Content starts
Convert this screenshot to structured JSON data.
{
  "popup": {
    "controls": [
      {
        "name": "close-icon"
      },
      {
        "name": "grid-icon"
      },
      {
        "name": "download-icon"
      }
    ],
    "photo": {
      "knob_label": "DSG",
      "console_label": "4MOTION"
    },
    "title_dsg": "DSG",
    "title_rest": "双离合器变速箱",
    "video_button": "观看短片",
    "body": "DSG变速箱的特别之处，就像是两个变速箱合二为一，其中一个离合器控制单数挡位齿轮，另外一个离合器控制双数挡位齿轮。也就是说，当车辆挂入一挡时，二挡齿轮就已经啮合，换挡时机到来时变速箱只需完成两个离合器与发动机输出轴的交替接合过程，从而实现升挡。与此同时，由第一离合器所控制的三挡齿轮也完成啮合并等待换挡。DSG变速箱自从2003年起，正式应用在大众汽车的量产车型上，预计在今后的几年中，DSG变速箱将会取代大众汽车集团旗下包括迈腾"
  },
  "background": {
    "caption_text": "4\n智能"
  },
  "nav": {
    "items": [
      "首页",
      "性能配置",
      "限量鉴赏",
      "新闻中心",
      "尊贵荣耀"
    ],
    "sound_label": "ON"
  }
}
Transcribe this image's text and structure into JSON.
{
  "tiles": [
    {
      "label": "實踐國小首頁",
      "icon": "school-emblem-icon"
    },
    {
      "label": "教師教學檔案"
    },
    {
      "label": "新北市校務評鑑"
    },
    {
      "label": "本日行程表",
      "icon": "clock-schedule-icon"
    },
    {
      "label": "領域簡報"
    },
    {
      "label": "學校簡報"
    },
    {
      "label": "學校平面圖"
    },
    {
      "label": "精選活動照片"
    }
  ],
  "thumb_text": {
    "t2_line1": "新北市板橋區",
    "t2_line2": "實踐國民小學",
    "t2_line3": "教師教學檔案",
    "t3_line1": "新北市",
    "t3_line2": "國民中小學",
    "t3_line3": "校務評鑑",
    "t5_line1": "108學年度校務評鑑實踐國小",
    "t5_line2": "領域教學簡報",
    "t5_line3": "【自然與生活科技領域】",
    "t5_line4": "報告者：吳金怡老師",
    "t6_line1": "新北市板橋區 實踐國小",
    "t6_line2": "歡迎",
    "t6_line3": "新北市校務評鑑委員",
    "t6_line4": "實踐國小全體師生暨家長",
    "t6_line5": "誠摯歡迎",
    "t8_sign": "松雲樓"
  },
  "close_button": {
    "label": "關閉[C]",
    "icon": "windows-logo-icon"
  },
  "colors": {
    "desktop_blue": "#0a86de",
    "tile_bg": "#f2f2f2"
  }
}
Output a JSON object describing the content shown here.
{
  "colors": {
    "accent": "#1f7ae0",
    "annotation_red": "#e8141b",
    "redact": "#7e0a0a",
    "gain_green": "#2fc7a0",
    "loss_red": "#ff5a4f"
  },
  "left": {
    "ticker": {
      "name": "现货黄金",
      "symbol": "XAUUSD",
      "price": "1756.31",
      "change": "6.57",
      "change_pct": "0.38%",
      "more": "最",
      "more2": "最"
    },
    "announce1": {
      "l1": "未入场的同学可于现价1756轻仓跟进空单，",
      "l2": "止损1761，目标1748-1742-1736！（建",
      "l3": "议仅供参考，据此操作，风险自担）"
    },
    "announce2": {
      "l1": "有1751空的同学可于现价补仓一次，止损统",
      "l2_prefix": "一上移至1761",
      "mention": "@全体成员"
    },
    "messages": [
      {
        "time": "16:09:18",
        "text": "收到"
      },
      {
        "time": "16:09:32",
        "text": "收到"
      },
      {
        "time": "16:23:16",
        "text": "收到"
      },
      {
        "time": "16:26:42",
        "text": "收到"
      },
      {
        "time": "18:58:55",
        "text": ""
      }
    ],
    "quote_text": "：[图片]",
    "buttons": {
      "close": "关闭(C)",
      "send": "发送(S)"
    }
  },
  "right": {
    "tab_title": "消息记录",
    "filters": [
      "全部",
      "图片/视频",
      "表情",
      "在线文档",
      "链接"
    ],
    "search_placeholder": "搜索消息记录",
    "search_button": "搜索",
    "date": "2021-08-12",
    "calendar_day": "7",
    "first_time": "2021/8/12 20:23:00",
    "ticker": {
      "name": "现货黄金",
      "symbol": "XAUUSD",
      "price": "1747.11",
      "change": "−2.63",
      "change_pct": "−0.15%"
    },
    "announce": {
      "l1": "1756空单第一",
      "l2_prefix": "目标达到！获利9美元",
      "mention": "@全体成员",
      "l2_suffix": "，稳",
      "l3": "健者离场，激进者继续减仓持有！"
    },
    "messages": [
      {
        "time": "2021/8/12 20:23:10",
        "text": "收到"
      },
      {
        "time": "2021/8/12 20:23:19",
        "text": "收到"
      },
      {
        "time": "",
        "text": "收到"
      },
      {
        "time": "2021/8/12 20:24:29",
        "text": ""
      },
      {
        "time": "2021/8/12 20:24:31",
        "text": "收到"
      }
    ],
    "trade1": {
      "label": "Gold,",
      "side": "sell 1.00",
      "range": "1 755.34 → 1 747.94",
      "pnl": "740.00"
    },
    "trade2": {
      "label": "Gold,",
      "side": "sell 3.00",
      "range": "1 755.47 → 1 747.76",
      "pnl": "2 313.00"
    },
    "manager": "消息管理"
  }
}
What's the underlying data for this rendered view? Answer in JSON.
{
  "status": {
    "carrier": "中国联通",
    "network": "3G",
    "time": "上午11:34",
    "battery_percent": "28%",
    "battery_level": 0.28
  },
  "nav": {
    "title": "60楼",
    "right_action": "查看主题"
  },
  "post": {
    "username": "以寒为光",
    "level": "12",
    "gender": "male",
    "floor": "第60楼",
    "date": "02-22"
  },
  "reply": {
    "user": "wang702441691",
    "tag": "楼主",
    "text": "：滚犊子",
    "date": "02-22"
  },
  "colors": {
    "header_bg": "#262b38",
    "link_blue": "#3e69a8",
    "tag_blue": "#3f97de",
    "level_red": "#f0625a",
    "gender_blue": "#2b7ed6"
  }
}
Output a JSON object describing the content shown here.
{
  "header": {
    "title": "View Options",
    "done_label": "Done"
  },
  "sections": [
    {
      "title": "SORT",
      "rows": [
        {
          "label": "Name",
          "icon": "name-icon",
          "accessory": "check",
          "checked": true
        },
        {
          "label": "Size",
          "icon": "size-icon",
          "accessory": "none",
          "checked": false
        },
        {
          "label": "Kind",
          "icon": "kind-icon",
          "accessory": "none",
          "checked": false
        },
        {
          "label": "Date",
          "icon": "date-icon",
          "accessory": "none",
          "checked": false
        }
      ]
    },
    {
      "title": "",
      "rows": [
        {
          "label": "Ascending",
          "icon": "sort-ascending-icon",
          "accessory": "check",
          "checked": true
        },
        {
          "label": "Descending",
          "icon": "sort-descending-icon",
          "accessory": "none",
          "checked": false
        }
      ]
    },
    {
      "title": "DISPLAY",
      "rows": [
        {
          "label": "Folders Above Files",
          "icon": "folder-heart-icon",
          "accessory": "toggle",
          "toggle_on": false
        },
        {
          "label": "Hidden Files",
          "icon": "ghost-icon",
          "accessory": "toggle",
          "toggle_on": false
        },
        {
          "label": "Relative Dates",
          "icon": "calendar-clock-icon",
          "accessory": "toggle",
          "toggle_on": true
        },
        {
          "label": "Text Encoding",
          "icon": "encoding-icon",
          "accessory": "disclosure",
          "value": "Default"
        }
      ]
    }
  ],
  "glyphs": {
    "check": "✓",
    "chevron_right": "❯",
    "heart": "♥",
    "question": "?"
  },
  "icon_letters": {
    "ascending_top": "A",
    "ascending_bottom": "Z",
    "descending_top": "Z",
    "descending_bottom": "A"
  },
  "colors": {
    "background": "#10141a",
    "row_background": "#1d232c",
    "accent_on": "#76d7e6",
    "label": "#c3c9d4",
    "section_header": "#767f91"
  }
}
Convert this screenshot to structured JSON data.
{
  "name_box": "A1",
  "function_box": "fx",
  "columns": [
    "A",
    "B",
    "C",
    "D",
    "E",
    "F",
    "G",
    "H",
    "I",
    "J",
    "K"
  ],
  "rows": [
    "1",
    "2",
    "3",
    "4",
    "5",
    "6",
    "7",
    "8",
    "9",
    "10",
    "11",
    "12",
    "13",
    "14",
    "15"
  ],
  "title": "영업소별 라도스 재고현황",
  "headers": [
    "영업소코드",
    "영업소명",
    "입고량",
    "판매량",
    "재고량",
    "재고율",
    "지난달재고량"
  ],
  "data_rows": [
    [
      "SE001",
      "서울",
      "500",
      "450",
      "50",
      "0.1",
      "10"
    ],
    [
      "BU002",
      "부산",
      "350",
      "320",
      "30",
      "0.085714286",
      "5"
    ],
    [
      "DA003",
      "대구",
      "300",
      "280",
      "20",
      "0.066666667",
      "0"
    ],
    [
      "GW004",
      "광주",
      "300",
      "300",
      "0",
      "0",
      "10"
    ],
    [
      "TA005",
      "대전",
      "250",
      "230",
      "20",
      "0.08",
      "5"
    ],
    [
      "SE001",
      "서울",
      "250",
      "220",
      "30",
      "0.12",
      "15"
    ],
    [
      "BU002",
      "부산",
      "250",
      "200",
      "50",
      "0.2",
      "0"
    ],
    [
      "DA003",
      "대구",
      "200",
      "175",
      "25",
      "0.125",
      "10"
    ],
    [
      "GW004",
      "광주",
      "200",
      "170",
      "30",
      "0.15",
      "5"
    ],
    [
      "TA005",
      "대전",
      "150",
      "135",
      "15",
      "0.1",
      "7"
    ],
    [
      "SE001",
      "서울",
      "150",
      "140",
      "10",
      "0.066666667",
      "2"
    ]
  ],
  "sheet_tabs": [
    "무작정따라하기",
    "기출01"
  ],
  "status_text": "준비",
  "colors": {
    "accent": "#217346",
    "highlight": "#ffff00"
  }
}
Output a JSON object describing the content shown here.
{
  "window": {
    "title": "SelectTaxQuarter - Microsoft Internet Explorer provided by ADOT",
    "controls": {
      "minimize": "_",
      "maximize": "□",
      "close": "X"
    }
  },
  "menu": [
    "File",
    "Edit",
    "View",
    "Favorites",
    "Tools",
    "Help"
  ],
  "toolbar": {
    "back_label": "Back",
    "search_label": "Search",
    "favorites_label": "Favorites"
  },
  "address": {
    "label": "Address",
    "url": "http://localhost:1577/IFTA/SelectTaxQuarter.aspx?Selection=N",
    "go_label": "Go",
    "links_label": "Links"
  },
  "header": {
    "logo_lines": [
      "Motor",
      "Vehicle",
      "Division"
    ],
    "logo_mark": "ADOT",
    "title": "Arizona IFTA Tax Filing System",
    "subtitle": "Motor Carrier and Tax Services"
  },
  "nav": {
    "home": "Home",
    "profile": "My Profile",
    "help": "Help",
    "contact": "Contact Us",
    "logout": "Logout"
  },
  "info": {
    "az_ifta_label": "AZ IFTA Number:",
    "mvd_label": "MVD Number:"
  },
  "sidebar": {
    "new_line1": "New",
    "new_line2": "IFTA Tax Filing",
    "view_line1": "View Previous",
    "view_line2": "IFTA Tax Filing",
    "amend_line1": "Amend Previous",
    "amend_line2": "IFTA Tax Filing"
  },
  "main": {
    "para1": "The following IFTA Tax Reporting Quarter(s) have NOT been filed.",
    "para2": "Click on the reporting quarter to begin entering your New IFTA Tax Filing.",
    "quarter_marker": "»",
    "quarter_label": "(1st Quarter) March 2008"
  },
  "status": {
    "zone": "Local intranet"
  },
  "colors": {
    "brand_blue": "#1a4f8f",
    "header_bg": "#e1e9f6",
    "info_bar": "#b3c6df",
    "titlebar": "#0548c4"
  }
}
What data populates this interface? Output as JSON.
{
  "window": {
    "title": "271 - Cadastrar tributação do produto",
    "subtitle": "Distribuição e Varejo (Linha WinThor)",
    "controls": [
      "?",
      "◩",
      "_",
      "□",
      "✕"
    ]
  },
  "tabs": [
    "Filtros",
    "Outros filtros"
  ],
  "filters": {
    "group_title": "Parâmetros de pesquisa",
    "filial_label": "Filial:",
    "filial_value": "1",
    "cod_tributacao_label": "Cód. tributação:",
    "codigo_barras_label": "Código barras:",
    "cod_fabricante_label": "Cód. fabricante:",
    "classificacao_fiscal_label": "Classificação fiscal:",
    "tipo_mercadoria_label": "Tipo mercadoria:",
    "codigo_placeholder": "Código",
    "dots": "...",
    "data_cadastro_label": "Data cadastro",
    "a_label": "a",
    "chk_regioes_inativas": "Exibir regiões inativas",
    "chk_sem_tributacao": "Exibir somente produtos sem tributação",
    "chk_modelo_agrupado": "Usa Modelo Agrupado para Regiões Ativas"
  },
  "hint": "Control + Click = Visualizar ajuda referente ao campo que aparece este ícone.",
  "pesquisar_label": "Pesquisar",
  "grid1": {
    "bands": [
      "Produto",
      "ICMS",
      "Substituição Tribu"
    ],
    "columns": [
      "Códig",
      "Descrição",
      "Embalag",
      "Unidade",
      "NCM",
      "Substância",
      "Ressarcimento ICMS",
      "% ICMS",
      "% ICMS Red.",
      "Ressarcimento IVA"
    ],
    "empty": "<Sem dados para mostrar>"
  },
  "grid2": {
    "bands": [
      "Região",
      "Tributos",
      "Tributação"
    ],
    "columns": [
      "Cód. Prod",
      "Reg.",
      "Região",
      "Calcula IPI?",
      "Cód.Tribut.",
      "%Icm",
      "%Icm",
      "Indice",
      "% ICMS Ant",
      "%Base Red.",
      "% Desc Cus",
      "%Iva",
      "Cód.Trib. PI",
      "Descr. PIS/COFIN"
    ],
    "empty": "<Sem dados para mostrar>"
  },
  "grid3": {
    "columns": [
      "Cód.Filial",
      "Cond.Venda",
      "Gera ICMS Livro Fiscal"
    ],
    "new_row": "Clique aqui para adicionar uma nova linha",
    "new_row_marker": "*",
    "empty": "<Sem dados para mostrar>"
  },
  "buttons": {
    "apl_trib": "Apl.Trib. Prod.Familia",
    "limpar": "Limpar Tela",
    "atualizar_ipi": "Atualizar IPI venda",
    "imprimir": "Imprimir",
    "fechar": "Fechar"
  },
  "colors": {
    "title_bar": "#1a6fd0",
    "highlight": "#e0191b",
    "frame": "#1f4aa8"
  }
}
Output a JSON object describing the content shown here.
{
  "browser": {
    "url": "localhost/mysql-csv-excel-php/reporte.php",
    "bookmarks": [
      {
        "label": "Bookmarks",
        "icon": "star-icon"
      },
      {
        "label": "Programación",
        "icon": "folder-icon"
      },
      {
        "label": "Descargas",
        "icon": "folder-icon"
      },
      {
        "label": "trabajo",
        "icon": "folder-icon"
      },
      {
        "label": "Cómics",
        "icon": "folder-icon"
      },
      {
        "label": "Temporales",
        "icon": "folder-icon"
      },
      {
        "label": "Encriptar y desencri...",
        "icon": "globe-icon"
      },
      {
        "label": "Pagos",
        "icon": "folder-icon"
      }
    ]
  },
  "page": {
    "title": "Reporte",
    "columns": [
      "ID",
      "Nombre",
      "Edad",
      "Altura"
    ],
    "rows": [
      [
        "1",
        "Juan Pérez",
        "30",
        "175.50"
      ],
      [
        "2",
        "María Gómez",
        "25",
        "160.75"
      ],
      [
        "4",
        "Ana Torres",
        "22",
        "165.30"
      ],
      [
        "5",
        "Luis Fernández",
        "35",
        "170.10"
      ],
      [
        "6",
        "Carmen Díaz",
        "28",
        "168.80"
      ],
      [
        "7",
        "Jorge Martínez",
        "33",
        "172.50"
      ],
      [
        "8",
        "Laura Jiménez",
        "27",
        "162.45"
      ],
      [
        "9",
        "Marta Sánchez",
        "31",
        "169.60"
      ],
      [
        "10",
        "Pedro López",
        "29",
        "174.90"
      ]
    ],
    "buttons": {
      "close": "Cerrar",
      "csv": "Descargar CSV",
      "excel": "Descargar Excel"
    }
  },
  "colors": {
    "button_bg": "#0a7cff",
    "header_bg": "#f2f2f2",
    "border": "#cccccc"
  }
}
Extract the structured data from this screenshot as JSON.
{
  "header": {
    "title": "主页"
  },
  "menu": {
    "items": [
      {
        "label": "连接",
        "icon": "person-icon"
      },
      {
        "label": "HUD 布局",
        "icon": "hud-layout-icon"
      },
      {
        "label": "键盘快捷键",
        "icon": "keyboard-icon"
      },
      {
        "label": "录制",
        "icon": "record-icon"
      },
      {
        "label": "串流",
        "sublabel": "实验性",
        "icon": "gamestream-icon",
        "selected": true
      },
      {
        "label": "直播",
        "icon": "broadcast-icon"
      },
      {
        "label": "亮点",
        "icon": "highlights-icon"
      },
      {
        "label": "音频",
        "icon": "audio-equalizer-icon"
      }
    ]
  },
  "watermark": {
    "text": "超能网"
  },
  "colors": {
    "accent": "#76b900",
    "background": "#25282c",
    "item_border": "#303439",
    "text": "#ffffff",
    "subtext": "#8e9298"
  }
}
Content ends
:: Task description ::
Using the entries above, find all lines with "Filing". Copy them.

:: Exercise solution ::
    "title": "Arizona IFTA Tax Filing System",
    "new_line2": "IFTA Tax Filing",
    "view_line2": "IFTA Tax Filing",
    "amend_line2": "IFTA Tax Filing"
    "para2": "Click on the reporting quarter to begin entering your New IFTA Tax Filing.",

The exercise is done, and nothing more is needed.